DIRECTIONS FOR THIS TASK - Please show every line from the entries that carries the word "JSON".

[Start of Attachment]

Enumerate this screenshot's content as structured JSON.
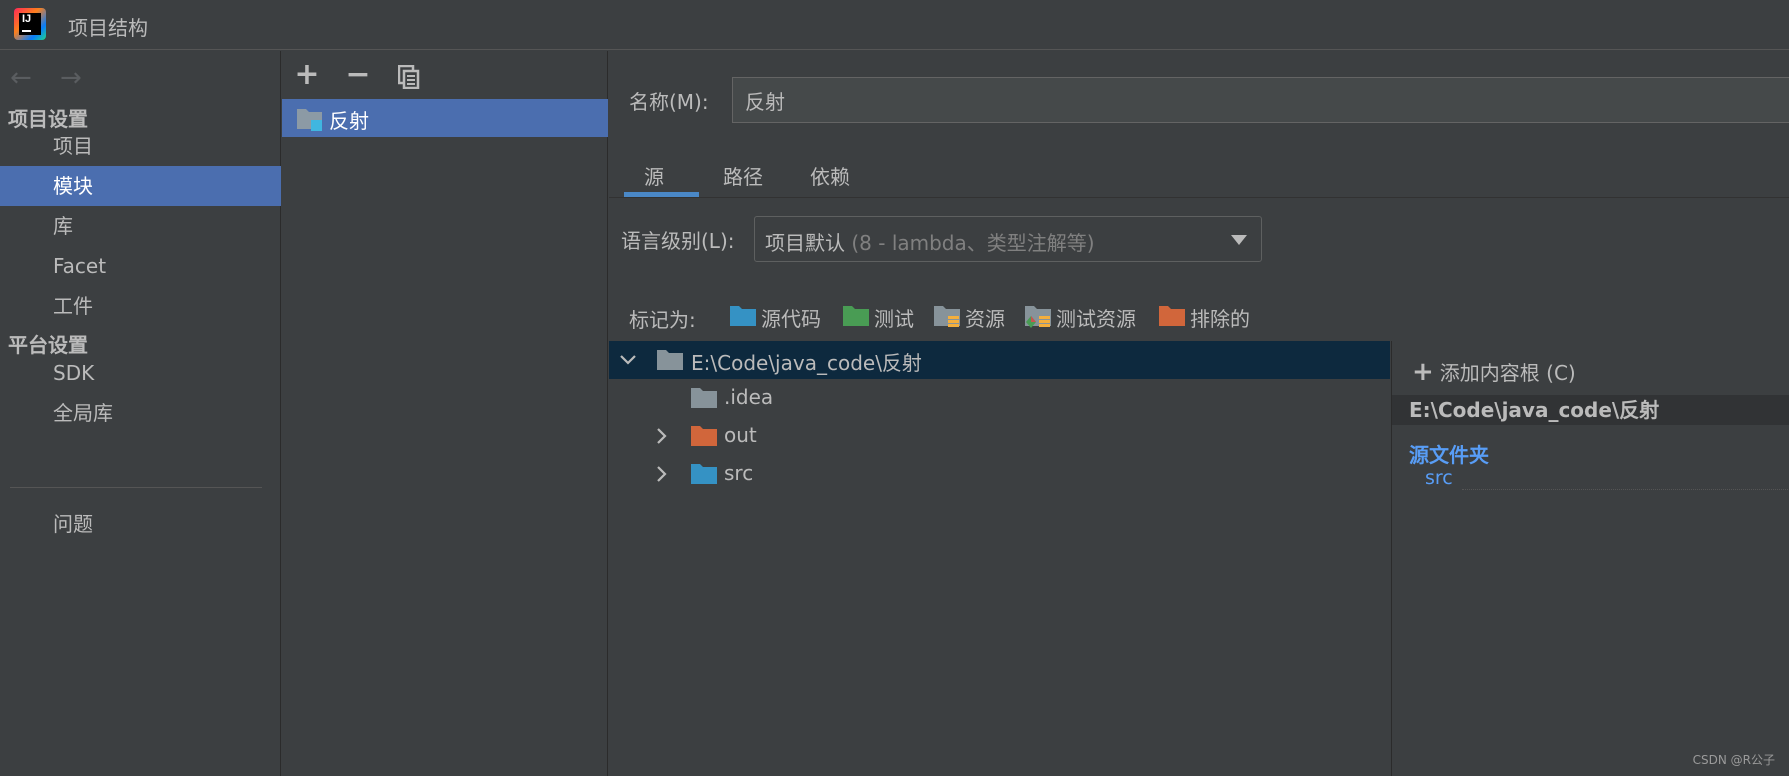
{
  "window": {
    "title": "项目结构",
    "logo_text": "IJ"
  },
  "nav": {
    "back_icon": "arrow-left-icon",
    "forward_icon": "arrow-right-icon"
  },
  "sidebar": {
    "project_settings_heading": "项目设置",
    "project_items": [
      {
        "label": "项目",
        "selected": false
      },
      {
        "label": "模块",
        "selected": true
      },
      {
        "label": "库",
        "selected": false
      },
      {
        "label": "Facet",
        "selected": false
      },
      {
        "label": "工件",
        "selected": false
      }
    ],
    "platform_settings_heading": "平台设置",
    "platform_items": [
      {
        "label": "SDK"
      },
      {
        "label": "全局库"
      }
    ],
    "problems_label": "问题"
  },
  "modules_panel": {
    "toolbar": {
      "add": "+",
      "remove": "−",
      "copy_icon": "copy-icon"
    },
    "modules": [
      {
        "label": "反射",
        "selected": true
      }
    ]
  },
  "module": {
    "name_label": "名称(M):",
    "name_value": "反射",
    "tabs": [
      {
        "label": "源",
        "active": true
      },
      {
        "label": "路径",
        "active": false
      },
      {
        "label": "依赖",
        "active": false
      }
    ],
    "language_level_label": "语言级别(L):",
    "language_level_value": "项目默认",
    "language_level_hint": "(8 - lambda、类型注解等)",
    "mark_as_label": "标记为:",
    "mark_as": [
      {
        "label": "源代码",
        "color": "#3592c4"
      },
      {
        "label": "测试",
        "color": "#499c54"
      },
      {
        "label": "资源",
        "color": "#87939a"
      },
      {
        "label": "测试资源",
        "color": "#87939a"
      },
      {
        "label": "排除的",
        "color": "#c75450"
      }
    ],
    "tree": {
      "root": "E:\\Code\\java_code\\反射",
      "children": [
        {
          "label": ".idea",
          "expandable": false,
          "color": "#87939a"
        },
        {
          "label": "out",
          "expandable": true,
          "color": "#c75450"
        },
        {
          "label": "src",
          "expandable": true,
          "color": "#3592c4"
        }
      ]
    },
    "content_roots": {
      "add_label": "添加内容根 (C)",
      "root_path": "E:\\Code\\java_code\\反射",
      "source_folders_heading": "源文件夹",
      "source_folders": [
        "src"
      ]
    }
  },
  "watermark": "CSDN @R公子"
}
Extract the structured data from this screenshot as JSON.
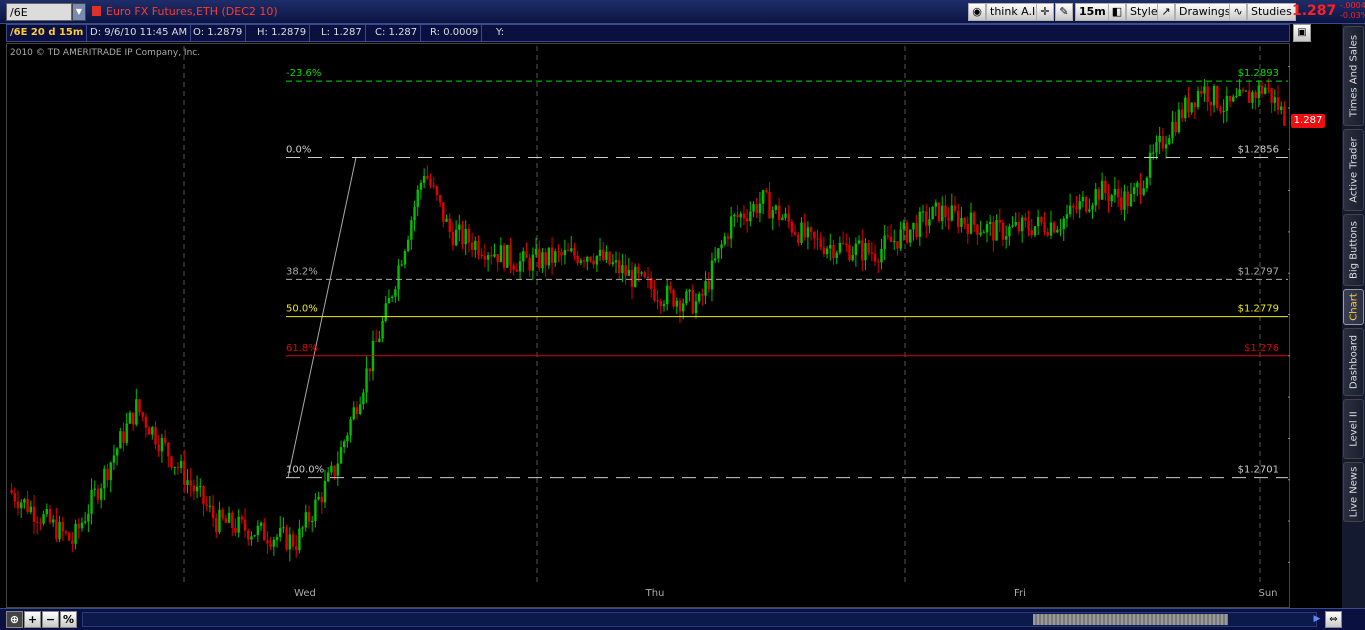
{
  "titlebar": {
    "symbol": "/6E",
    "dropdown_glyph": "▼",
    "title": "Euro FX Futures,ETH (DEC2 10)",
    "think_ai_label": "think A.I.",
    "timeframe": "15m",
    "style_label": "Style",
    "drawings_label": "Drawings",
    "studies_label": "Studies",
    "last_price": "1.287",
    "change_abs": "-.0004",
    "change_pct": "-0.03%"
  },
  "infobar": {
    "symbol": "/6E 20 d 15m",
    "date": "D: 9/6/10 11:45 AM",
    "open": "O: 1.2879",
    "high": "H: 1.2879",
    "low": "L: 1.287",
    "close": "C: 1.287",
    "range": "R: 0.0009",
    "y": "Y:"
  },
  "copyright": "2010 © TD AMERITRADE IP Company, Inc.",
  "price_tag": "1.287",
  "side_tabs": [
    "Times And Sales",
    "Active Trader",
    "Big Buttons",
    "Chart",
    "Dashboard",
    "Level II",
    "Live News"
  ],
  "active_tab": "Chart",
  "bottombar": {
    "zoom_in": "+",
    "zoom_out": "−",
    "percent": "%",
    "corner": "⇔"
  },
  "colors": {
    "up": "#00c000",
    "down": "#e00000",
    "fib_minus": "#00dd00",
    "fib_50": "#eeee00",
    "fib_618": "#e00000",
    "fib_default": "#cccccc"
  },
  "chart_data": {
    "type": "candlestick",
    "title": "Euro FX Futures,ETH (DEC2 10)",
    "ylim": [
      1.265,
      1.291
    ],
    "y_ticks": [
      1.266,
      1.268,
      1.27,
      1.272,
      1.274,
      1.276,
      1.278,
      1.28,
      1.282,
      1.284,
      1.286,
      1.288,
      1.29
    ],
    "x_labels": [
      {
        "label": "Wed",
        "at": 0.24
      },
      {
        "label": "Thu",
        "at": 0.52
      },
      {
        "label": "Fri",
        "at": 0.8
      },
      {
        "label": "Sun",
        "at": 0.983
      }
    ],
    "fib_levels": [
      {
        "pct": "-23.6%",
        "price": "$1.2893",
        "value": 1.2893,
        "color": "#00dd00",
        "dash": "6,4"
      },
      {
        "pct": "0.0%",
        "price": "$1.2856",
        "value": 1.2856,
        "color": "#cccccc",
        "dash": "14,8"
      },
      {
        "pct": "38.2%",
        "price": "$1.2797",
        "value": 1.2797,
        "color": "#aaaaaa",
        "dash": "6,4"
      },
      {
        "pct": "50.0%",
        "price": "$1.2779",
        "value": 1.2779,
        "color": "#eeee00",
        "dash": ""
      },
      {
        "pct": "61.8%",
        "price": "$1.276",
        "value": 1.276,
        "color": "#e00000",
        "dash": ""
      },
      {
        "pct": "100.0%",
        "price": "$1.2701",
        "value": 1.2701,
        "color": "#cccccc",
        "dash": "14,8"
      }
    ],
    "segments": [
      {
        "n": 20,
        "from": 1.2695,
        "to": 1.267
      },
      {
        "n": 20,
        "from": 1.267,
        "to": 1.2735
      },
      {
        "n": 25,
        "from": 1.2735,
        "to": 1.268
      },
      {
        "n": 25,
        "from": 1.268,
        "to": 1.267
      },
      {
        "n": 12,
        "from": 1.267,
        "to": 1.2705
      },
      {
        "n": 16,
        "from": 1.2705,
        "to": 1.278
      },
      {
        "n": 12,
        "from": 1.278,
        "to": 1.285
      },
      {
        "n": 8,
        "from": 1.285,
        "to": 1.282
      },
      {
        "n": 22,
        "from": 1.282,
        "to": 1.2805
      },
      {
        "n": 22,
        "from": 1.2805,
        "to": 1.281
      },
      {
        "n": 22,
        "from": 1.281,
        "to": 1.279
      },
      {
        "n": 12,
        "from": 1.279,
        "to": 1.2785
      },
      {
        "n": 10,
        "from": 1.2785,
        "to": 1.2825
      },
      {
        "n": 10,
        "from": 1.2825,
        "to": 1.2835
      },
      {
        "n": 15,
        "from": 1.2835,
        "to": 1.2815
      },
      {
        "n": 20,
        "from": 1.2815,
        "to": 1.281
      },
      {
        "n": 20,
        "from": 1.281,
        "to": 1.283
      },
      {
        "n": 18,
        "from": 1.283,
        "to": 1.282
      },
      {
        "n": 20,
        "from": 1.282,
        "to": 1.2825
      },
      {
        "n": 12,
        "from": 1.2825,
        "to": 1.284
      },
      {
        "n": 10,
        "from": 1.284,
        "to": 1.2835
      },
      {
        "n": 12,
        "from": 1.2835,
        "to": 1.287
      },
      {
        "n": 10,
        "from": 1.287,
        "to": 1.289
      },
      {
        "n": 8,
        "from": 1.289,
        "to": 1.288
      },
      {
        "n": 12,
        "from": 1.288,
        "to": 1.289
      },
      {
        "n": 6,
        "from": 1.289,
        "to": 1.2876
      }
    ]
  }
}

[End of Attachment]
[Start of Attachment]

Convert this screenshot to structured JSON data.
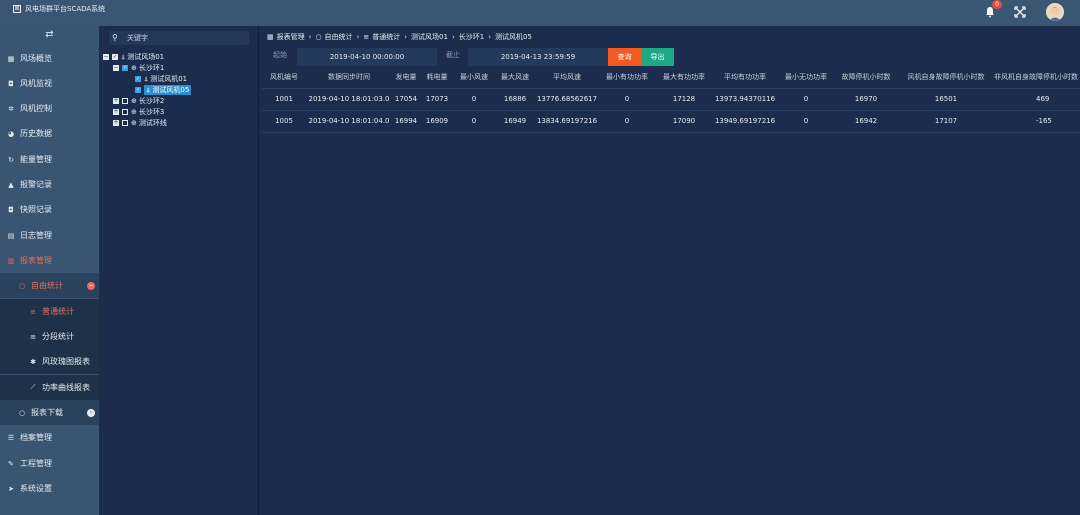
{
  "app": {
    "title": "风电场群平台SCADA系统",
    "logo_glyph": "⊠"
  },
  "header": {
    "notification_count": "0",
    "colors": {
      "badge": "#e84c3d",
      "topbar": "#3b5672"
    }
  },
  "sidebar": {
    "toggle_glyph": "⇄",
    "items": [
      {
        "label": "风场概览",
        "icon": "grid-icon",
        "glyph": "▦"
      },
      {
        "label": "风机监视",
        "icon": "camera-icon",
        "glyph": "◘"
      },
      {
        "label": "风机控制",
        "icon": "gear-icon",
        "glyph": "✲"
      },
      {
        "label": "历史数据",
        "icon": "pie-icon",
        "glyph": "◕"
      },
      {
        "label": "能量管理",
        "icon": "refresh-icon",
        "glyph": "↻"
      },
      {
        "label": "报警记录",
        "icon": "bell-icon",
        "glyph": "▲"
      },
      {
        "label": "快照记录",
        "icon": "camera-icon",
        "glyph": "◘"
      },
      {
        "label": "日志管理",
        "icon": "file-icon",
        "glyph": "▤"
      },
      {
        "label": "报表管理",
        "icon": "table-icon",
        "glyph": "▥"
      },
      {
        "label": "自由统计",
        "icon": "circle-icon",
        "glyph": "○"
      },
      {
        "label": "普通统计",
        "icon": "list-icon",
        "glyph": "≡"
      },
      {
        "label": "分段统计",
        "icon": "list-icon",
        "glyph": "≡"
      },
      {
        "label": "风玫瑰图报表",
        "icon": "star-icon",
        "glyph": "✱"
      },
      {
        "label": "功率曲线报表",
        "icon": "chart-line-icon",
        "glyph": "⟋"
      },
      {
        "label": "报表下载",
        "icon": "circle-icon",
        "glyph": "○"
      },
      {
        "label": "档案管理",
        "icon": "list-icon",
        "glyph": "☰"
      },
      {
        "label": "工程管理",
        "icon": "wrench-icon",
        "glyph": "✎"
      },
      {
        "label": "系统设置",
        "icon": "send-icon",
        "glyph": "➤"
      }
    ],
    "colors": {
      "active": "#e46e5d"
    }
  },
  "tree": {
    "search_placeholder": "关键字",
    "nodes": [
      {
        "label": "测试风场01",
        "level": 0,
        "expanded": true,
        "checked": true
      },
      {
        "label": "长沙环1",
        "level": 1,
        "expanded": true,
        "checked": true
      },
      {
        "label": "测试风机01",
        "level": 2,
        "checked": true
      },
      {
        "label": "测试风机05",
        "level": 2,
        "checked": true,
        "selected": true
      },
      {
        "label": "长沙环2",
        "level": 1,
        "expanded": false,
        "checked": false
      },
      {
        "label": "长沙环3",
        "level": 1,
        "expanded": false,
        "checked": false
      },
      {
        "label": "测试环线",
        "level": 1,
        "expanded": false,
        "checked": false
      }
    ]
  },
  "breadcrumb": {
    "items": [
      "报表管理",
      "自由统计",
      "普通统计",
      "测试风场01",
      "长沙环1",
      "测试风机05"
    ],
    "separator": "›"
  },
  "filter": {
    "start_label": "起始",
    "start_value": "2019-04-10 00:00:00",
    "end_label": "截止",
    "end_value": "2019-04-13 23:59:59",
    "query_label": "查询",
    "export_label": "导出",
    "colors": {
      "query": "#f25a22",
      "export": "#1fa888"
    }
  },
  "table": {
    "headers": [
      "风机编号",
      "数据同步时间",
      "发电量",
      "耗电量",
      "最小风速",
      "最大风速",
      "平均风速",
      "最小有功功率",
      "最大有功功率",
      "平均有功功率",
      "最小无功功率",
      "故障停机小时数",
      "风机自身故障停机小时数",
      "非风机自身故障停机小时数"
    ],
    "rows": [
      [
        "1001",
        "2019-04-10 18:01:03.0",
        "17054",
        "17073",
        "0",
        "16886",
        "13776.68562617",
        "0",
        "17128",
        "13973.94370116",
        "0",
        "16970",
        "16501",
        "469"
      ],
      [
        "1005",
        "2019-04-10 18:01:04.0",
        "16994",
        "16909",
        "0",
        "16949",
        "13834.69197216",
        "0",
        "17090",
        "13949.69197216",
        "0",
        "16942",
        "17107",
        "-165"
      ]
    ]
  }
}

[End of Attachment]

THE COMPLETED TASK -
Enumerate this screenshot's content as structured JSON.
Extract the structured data from this screenshot as JSON.
Convert this screenshot to structured JSON data.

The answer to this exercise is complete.